The entries must be set down again word for word; no pictures belong in the copy.
Start of Available data
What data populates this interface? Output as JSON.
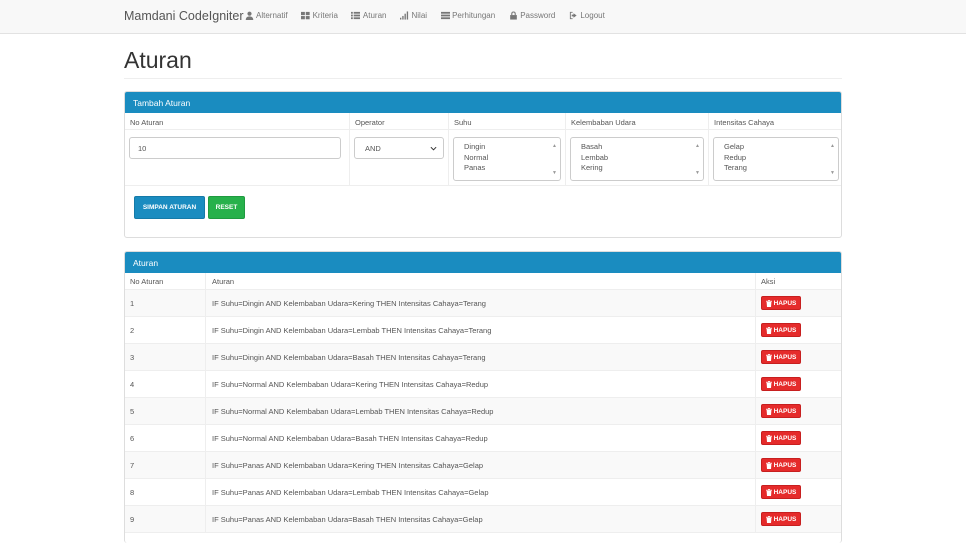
{
  "navbar": {
    "brand": "Mamdani CodeIgniter",
    "items": [
      {
        "label": "Alternatif",
        "icon": "user-icon"
      },
      {
        "label": "Kriteria",
        "icon": "th-large-icon"
      },
      {
        "label": "Aturan",
        "icon": "list-icon"
      },
      {
        "label": "Nilai",
        "icon": "signal-icon"
      },
      {
        "label": "Perhitungan",
        "icon": "th-list-icon"
      },
      {
        "label": "Password",
        "icon": "lock-icon"
      },
      {
        "label": "Logout",
        "icon": "log-out-icon"
      }
    ]
  },
  "page": {
    "title": "Aturan"
  },
  "form_panel": {
    "title": "Tambah Aturan",
    "headers": [
      "No Aturan",
      "Operator",
      "Suhu",
      "Kelembaban Udara",
      "Intensitas Cahaya"
    ],
    "no_aturan_value": "10",
    "operator_value": "AND",
    "suhu_options": [
      "Dingin",
      "Normal",
      "Panas"
    ],
    "kelembaban_options": [
      "Basah",
      "Lembab",
      "Kering"
    ],
    "intensitas_options": [
      "Gelap",
      "Redup",
      "Terang"
    ],
    "save_label": "SIMPAN ATURAN",
    "reset_label": "RESET"
  },
  "list_panel": {
    "title": "Aturan",
    "headers": [
      "No Aturan",
      "Aturan",
      "Aksi"
    ],
    "delete_label": "HAPUS",
    "rows": [
      {
        "no": "1",
        "rule": "IF Suhu=Dingin AND Kelembaban Udara=Kering THEN Intensitas Cahaya=Terang"
      },
      {
        "no": "2",
        "rule": "IF Suhu=Dingin AND Kelembaban Udara=Lembab THEN Intensitas Cahaya=Terang"
      },
      {
        "no": "3",
        "rule": "IF Suhu=Dingin AND Kelembaban Udara=Basah THEN Intensitas Cahaya=Terang"
      },
      {
        "no": "4",
        "rule": "IF Suhu=Normal AND Kelembaban Udara=Kering THEN Intensitas Cahaya=Redup"
      },
      {
        "no": "5",
        "rule": "IF Suhu=Normal AND Kelembaban Udara=Lembab THEN Intensitas Cahaya=Redup"
      },
      {
        "no": "6",
        "rule": "IF Suhu=Normal AND Kelembaban Udara=Basah THEN Intensitas Cahaya=Redup"
      },
      {
        "no": "7",
        "rule": "IF Suhu=Panas AND Kelembaban Udara=Kering THEN Intensitas Cahaya=Gelap"
      },
      {
        "no": "8",
        "rule": "IF Suhu=Panas AND Kelembaban Udara=Lembab THEN Intensitas Cahaya=Gelap"
      },
      {
        "no": "9",
        "rule": "IF Suhu=Panas AND Kelembaban Udara=Basah THEN Intensitas Cahaya=Gelap"
      }
    ]
  },
  "colors": {
    "primary": "#1a8cc0",
    "success": "#27b14b",
    "danger": "#e52b2b"
  }
}
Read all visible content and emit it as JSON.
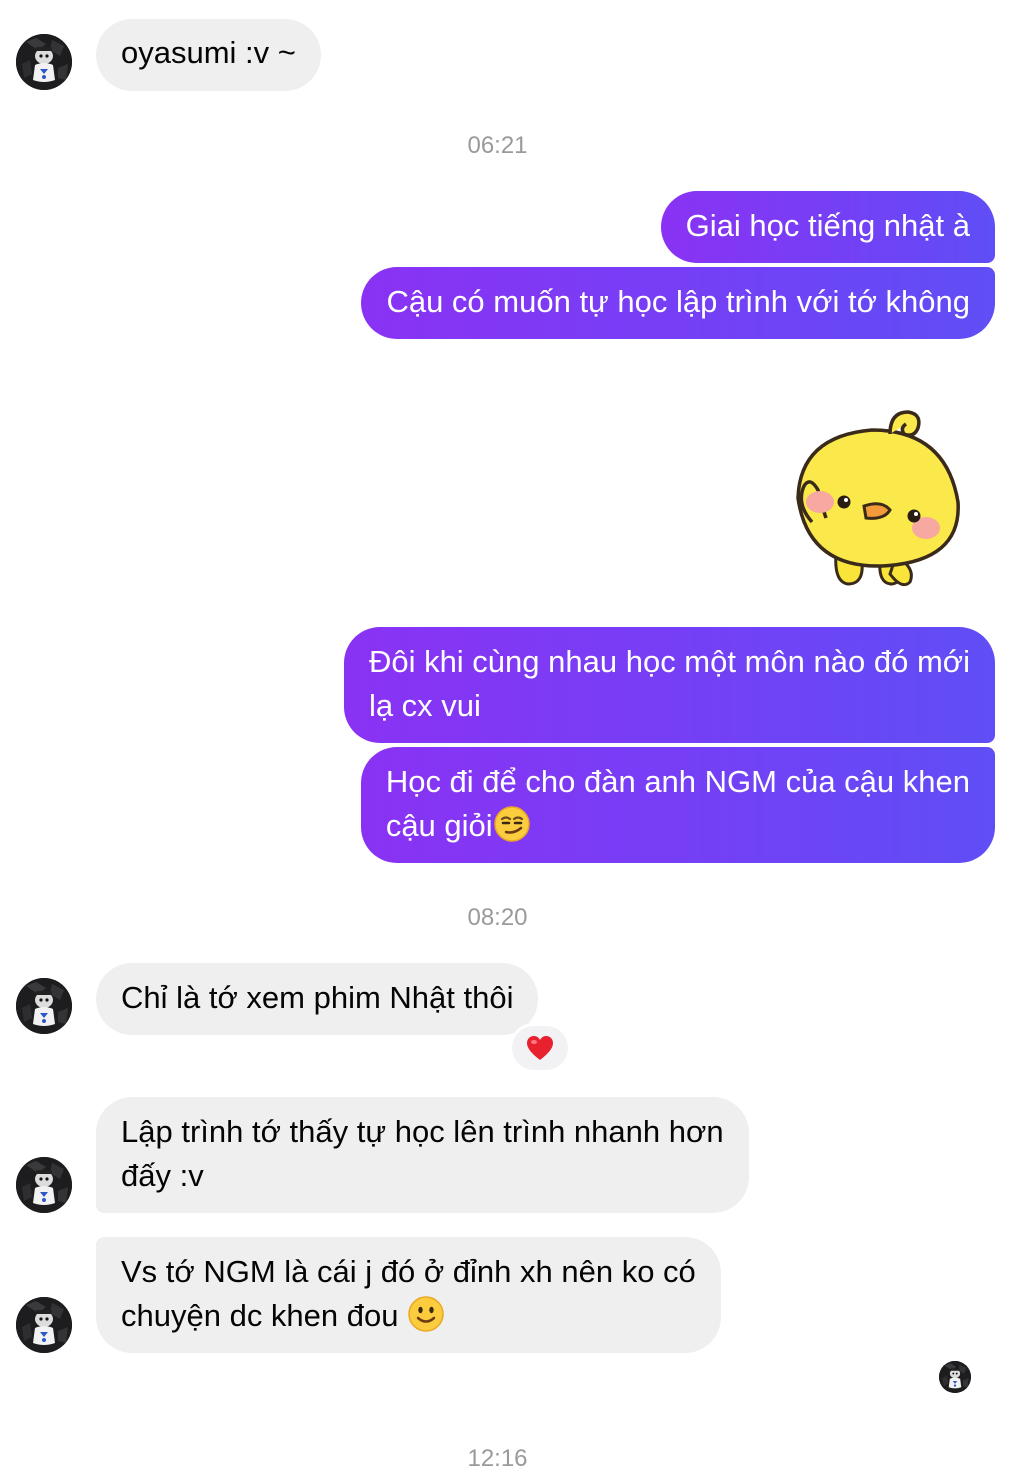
{
  "conversation": {
    "messages": [
      {
        "text": "oyasumi :v ~"
      },
      {
        "text": "Giai học tiếng nhật à"
      },
      {
        "text": "Cậu có muốn tự học lập trình với tớ không"
      },
      {
        "line1": "Đôi khi cùng nhau học một môn nào đó mới",
        "line2": "lạ cx vui"
      },
      {
        "line1": "Học đi để cho đàn anh NGM của cậu khen",
        "line2": "cậu giỏi"
      },
      {
        "text": "Chỉ là tớ xem phim Nhật thôi"
      },
      {
        "line1": "Lập trình tớ thấy tự học lên trình nhanh hơn",
        "line2": "đấy :v"
      },
      {
        "line1": "Vs tớ NGM là cái j đó ở đỉnh xh nên ko có",
        "line2": "chuyện dc khen đou"
      }
    ],
    "timestamps": [
      "06:21",
      "08:20",
      "12:16"
    ]
  },
  "icons": {
    "sticker": "yellow-chick-waving-sticker",
    "smirk": "smirking-face-emoji",
    "smile": "slightly-smiling-face-emoji",
    "reaction": "red-heart-emoji",
    "avatar": "contact-avatar"
  },
  "colors": {
    "outgoing_bubble_start": "#8a32f4",
    "outgoing_bubble_end": "#5f4ef6",
    "incoming_bubble": "#efeff0",
    "timestamp_text": "#9a9a9a"
  }
}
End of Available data
§ **Task answer**
What data populates this interface? Output as JSON.
{
  "navbar": {
    "brand": "Mamdani CodeIgniter",
    "items": [
      {
        "label": "Alternatif",
        "icon": "user-icon"
      },
      {
        "label": "Kriteria",
        "icon": "th-large-icon"
      },
      {
        "label": "Aturan",
        "icon": "list-icon"
      },
      {
        "label": "Nilai",
        "icon": "signal-icon"
      },
      {
        "label": "Perhitungan",
        "icon": "th-list-icon"
      },
      {
        "label": "Password",
        "icon": "lock-icon"
      },
      {
        "label": "Logout",
        "icon": "log-out-icon"
      }
    ]
  },
  "page": {
    "title": "Aturan"
  },
  "form_panel": {
    "title": "Tambah Aturan",
    "headers": [
      "No Aturan",
      "Operator",
      "Suhu",
      "Kelembaban Udara",
      "Intensitas Cahaya"
    ],
    "no_aturan_value": "10",
    "operator_value": "AND",
    "suhu_options": [
      "Dingin",
      "Normal",
      "Panas"
    ],
    "kelembaban_options": [
      "Basah",
      "Lembab",
      "Kering"
    ],
    "intensitas_options": [
      "Gelap",
      "Redup",
      "Terang"
    ],
    "save_label": "SIMPAN ATURAN",
    "reset_label": "RESET"
  },
  "list_panel": {
    "title": "Aturan",
    "headers": [
      "No Aturan",
      "Aturan",
      "Aksi"
    ],
    "delete_label": "HAPUS",
    "rows": [
      {
        "no": "1",
        "rule": "IF Suhu=Dingin AND Kelembaban Udara=Kering THEN Intensitas Cahaya=Terang"
      },
      {
        "no": "2",
        "rule": "IF Suhu=Dingin AND Kelembaban Udara=Lembab THEN Intensitas Cahaya=Terang"
      },
      {
        "no": "3",
        "rule": "IF Suhu=Dingin AND Kelembaban Udara=Basah THEN Intensitas Cahaya=Terang"
      },
      {
        "no": "4",
        "rule": "IF Suhu=Normal AND Kelembaban Udara=Kering THEN Intensitas Cahaya=Redup"
      },
      {
        "no": "5",
        "rule": "IF Suhu=Normal AND Kelembaban Udara=Lembab THEN Intensitas Cahaya=Redup"
      },
      {
        "no": "6",
        "rule": "IF Suhu=Normal AND Kelembaban Udara=Basah THEN Intensitas Cahaya=Redup"
      },
      {
        "no": "7",
        "rule": "IF Suhu=Panas AND Kelembaban Udara=Kering THEN Intensitas Cahaya=Gelap"
      },
      {
        "no": "8",
        "rule": "IF Suhu=Panas AND Kelembaban Udara=Lembab THEN Intensitas Cahaya=Gelap"
      },
      {
        "no": "9",
        "rule": "IF Suhu=Panas AND Kelembaban Udara=Basah THEN Intensitas Cahaya=Gelap"
      }
    ]
  },
  "colors": {
    "primary": "#1a8cc0",
    "success": "#27b14b",
    "danger": "#e52b2b"
  }
}
Read all visible content and emit it as JSON.
{
  "conversation": {
    "messages": [
      {
        "text": "oyasumi :v ~"
      },
      {
        "text": "Giai học tiếng nhật à"
      },
      {
        "text": "Cậu có muốn tự học lập trình với tớ không"
      },
      {
        "line1": "Đôi khi cùng nhau học một môn nào đó mới",
        "line2": "lạ cx vui"
      },
      {
        "line1": "Học đi để cho đàn anh NGM của cậu khen",
        "line2": "cậu giỏi"
      },
      {
        "text": "Chỉ là tớ xem phim Nhật thôi"
      },
      {
        "line1": "Lập trình tớ thấy tự học lên trình nhanh hơn",
        "line2": "đấy :v"
      },
      {
        "line1": "Vs tớ NGM là cái j đó ở đỉnh xh nên ko có",
        "line2": "chuyện dc khen đou"
      }
    ],
    "timestamps": [
      "06:21",
      "08:20",
      "12:16"
    ]
  },
  "icons": {
    "sticker": "yellow-chick-waving-sticker",
    "smirk": "smirking-face-emoji",
    "smile": "slightly-smiling-face-emoji",
    "reaction": "red-heart-emoji",
    "avatar": "contact-avatar"
  },
  "colors": {
    "outgoing_bubble_start": "#8a32f4",
    "outgoing_bubble_end": "#5f4ef6",
    "incoming_bubble": "#efeff0",
    "timestamp_text": "#9a9a9a"
  }
}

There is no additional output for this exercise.